He loved and admired Monica for the kindness and deep understanding that she showered her husband. Monica was submissive and kind as ever. The marriage had Monica struggling with a difficult mother-in-law. Yet through her “dutiful attentions and constant patience and gentleness”, she won both her pagan husband and mother-in-law over and they converted to Christianity. Both women lived harmoniously. When Patrcius died, Monica decided to remain a widow and did not opt for another marriage. On the other hand, information on the role of Rebekah as a wife is scarce or non-existent.
Yet, it can be hinted from the Old Testament that she was not as close to Isaac. Later in life, when Isaac was too blind to recognize his sons, she deceived him in favor of a favorite son. As a mother, Monica clung to her faith so tightly for her son, Augustine. Augustine then was having a scandalous relationship with a woman and embraced the Manichean belief. For seventeen years, as the Catholic Encyclopedia describes it, Monica wrestled with God for her son’s soul. So great was her prayers that Augustine recalled in Confessions that her mother wept more tears for “his spiritual death than mothers shed for the bodily death of a son”.

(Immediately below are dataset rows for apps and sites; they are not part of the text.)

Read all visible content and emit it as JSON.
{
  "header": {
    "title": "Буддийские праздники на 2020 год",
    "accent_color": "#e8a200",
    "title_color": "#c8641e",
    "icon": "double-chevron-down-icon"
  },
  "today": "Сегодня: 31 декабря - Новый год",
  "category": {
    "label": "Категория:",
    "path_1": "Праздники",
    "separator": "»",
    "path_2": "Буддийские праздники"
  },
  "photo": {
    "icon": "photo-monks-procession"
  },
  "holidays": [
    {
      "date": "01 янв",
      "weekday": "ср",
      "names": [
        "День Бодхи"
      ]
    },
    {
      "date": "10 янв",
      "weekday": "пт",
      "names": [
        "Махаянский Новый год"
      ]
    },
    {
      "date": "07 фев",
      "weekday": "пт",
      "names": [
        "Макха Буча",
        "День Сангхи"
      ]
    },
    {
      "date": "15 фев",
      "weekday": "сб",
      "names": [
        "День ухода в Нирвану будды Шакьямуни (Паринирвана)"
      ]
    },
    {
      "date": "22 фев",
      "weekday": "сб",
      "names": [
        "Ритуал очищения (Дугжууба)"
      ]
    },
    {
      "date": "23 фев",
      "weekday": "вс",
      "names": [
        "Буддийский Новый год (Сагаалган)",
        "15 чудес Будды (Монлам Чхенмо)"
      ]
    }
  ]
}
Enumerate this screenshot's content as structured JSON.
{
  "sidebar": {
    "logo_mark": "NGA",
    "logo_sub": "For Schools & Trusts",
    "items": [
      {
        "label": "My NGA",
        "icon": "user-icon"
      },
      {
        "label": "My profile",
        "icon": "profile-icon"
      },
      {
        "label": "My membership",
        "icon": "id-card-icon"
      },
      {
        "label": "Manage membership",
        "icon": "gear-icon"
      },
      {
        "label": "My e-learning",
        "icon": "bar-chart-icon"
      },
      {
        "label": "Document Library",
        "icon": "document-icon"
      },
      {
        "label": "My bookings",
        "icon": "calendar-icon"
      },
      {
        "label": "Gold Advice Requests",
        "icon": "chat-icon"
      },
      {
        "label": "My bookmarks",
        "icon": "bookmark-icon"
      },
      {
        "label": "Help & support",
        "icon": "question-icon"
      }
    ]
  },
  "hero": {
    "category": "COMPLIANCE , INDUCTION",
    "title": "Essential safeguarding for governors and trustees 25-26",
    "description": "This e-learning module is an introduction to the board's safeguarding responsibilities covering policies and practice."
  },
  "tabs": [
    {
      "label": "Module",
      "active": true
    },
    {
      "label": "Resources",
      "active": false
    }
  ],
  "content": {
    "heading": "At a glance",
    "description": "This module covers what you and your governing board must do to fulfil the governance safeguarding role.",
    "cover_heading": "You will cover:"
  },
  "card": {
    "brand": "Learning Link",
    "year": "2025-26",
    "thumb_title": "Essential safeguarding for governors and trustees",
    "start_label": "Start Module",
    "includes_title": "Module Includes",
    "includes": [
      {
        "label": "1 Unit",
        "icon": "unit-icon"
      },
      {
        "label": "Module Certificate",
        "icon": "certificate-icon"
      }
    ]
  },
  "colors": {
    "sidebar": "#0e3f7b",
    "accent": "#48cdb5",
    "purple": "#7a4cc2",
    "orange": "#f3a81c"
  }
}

She even travelled thousand of miles in sought of her prodigal son. Finally, Augustine found the Christian faith and this made Monica so blissful. Monica related to her son that what she wished most was to see him a Catholic and a child of heaven (Cunningham, 2008). Rebekah, too, was a loving mother. However, she played favoritism. She loved Jacob more than Esau, her firstborn twin. This made her tricked Isaac when he was about to release his blessings. It can be remembered that Isaac had his eyes more on Esau. Rebekah sent Jacob away, to her home place, when Esau learned of the deceit and decided to kill his brother.
Meanwhile, Monica, as an ordinary citizen influenced her fellow women through her piety and kind character. She used to be a peace maker where she tried to reconcile quarreling parties or neighbors. She has learned to discipline her tongue. She never took fancy on gossips and tell-tales. Battered and beaten wives found comfort in her advices and solace in her sympathy. However, Monica was never the perfect woman. Like any human, she had her own soft spot. In a book written by Father Giovanni Falbo, Monica during her younger years had a secret; that is, drinking wine in a very clandestine way.
As a young girl, Monica was tasked by her parents to bring wine from the cellar to the table, which was being served for the elders. She was tempted and started to sip wine from the glass; she repeated the offense over and over until she learned of gulping a whole glass prior to delivering the wine to the dinner table. She was caught by a servant who called her as a “wine-swiller”. Monica realized her fault and changed her ways. Conclusion Monica is indeed a saint and Augustine was too blessed for having her as a mother. In this present world, a woman like her is considered as an endangered species and a prized beauty.
Hers is a heart so sincere and loving; so prayerful and hopeful. In fact, Rebekah comes short and fails in comparison to her. But then, it must be put to mind that both are unique individuals who lived in different cultures and periods of time. We all know the famed St. Augustine, Monica’s son. To say that Augustine is her legacy is an understatement. Monica, herself, is the legacy. No wonder, many devout Catholics and women alike admire and love her. Truly, if more Monicas exist today, this world is much of a heaven today.